A juvenile sperm whale washed ashore this week in Italy, where it was was discovered to have a stomach full of plastic waste.
Giorgia Monti, Greenpeace Italy's campaign manager, said in a statement that it was unclear if the plastic had been the primary cause of the whale's death but added that it could not be ignored as a factor.
"There are five sperm whales beached in the last five months on the Italian coasts," she said, according to a translation. "In the stomach of the pregnant female found in March in Sardinia, even 22 kilograms of plastic were found. The sea is sending us a cry of alarm, a desperate SOS. We must intervene immediately to save the wonderful creatures that inhabit it."
"The investigations have just begun and we do not yet know if he has died for this, but we cannot certainly pretend that nothing is happening," Monti continued.
Whales have washed up around the world with stomachs full of plastic in recent months. In the Philippines, a whale with nearly 90 pounds of plastic in its stomach washed ashore in March.

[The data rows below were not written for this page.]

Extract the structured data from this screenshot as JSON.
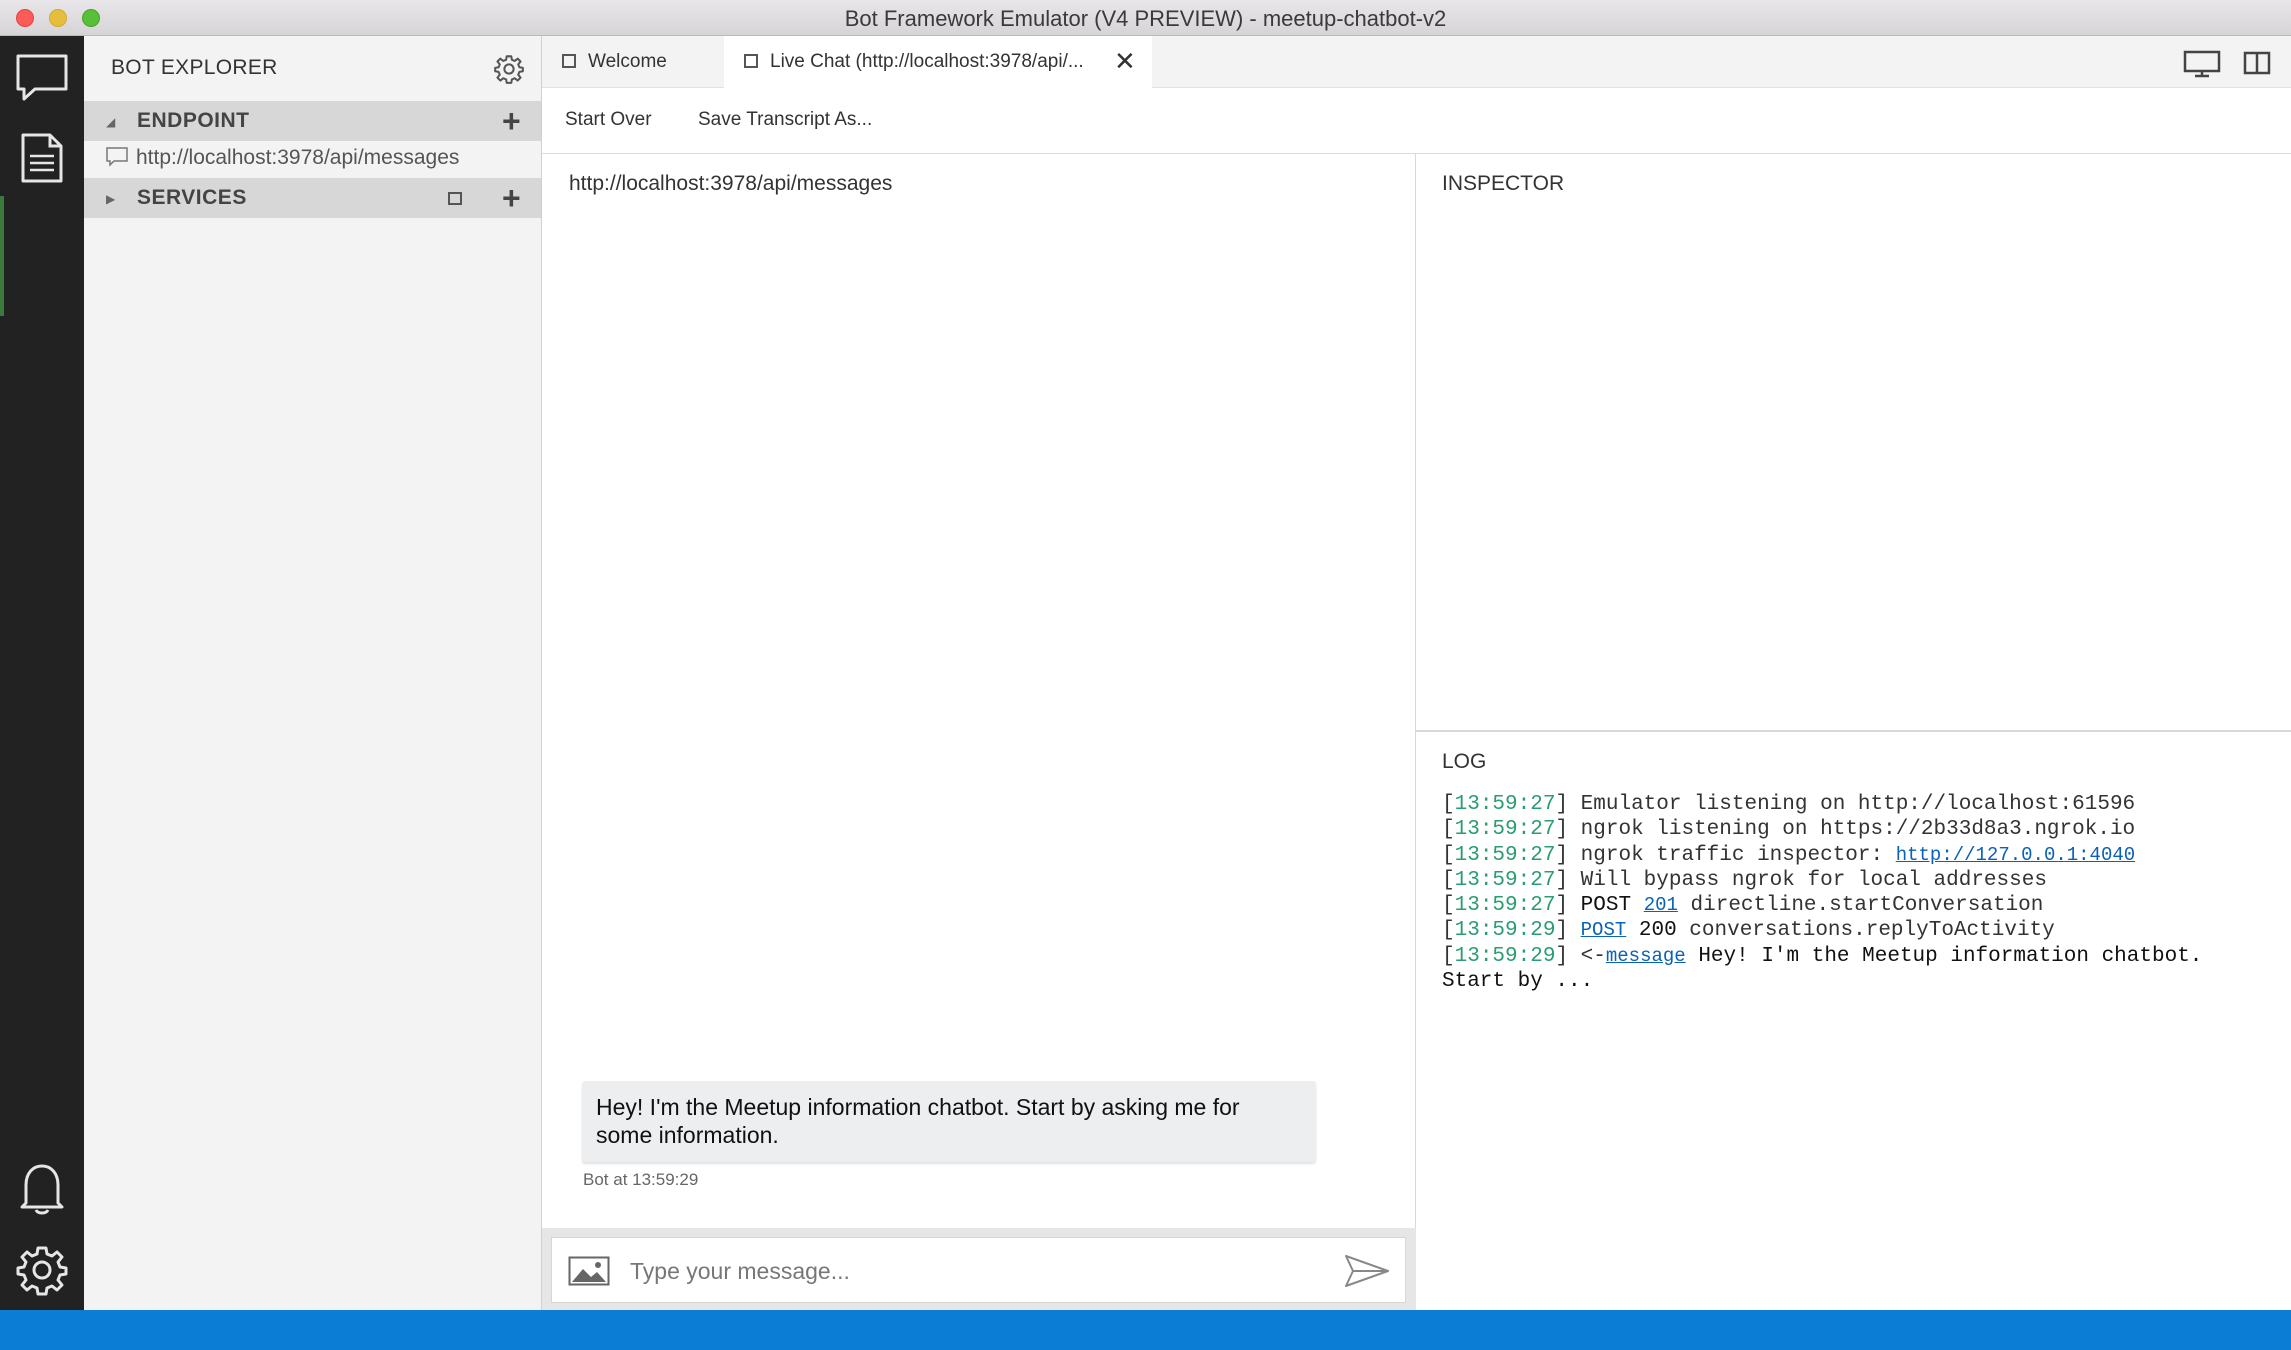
{
  "window": {
    "title": "Bot Framework Emulator (V4 PREVIEW) - meetup-chatbot-v2"
  },
  "sidebar": {
    "title": "BOT EXPLORER",
    "endpoint_section": "ENDPOINT",
    "endpoint_url": "http://localhost:3978/api/messages",
    "services_section": "SERVICES"
  },
  "tabs": [
    {
      "label": "Welcome"
    },
    {
      "label": "Live Chat (http://localhost:3978/api/..."
    }
  ],
  "toolbar": {
    "start_over": "Start Over",
    "save_transcript": "Save Transcript As..."
  },
  "chat": {
    "endpoint_url": "http://localhost:3978/api/messages",
    "message_text": "Hey! I'm the Meetup information chatbot. Start by asking me for some information.",
    "message_meta": "Bot at 13:59:29",
    "input_placeholder": "Type your message..."
  },
  "inspector": {
    "title": "INSPECTOR"
  },
  "log": {
    "title": "LOG",
    "lines": [
      {
        "time": "13:59:27",
        "text": "Emulator listening on http://localhost:61596"
      },
      {
        "time": "13:59:27",
        "text": "ngrok listening on https://2b33d8a3.ngrok.io"
      },
      {
        "time": "13:59:27",
        "text": "ngrok traffic inspector:",
        "link": "http://127.0.0.1:4040"
      },
      {
        "time": "13:59:27",
        "text": "Will bypass ngrok for local addresses"
      },
      {
        "time": "13:59:27",
        "method": "POST",
        "status": "201",
        "text": "directline.startConversation"
      },
      {
        "time": "13:59:29",
        "method": "POST",
        "status": "200",
        "text": "conversations.replyToActivity"
      },
      {
        "time": "13:59:29",
        "arrow": "<-",
        "link": "message",
        "text": "Hey! I'm the Meetup information chatbot.",
        "continuation": "Start by ..."
      }
    ]
  },
  "colors": {
    "accent": "#0b7dd4",
    "timestamp": "#2a9d6f",
    "link": "#0a61b8",
    "activity_bar": "#222222"
  },
  "icons": [
    "chat-icon",
    "transcript-icon",
    "bell-icon",
    "settings-icon",
    "gear-icon",
    "image-icon",
    "send-icon",
    "monitor-icon",
    "split-view-icon"
  ]
}
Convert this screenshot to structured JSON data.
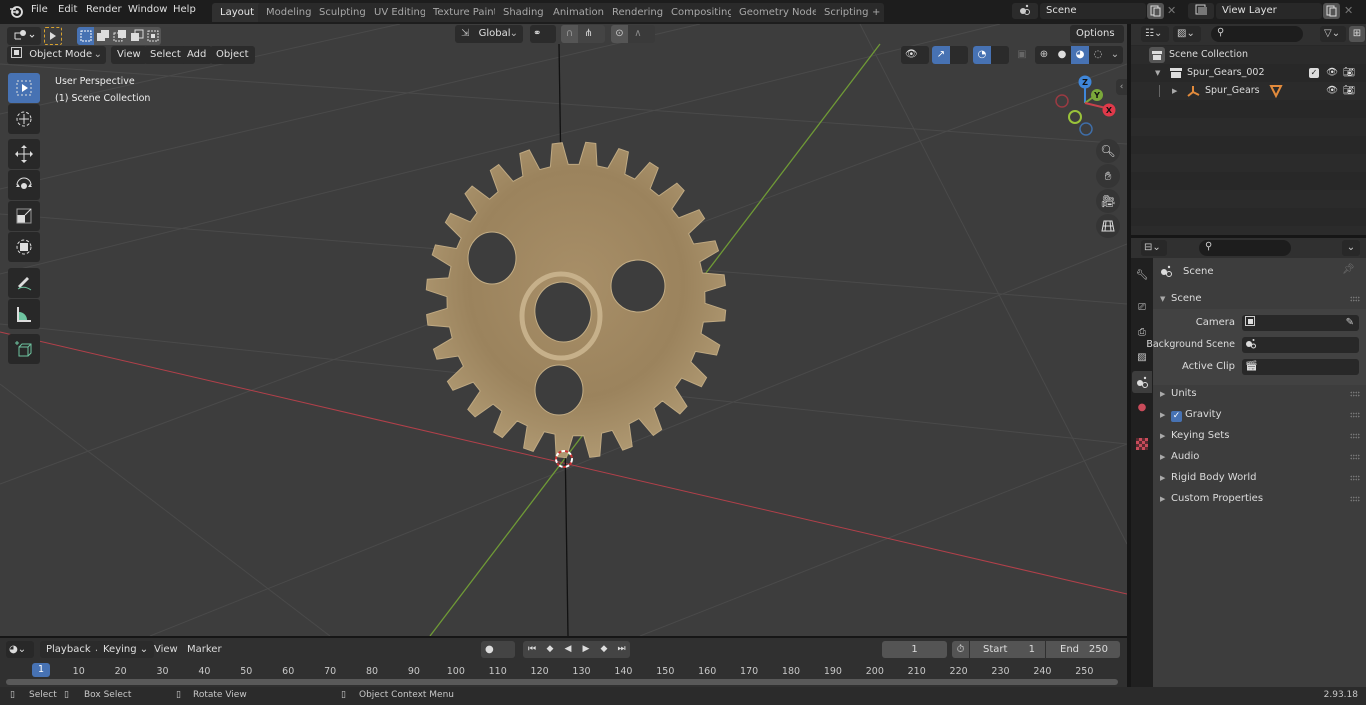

"I was not prepared for the amount of plastic. 40 kilos [88 pounds] roughly of rice sacks, grocery bags, banana plantation bags, and general plastic bags," one scientist said at the time of the discovery. "Sixteen rice sacks total. It was so big, the plastic was beginning calcification."
Governments across the world and some businesses have reacted in response to such reports with efforts to limit or ban single-use plastics such as straws, lids and utensils.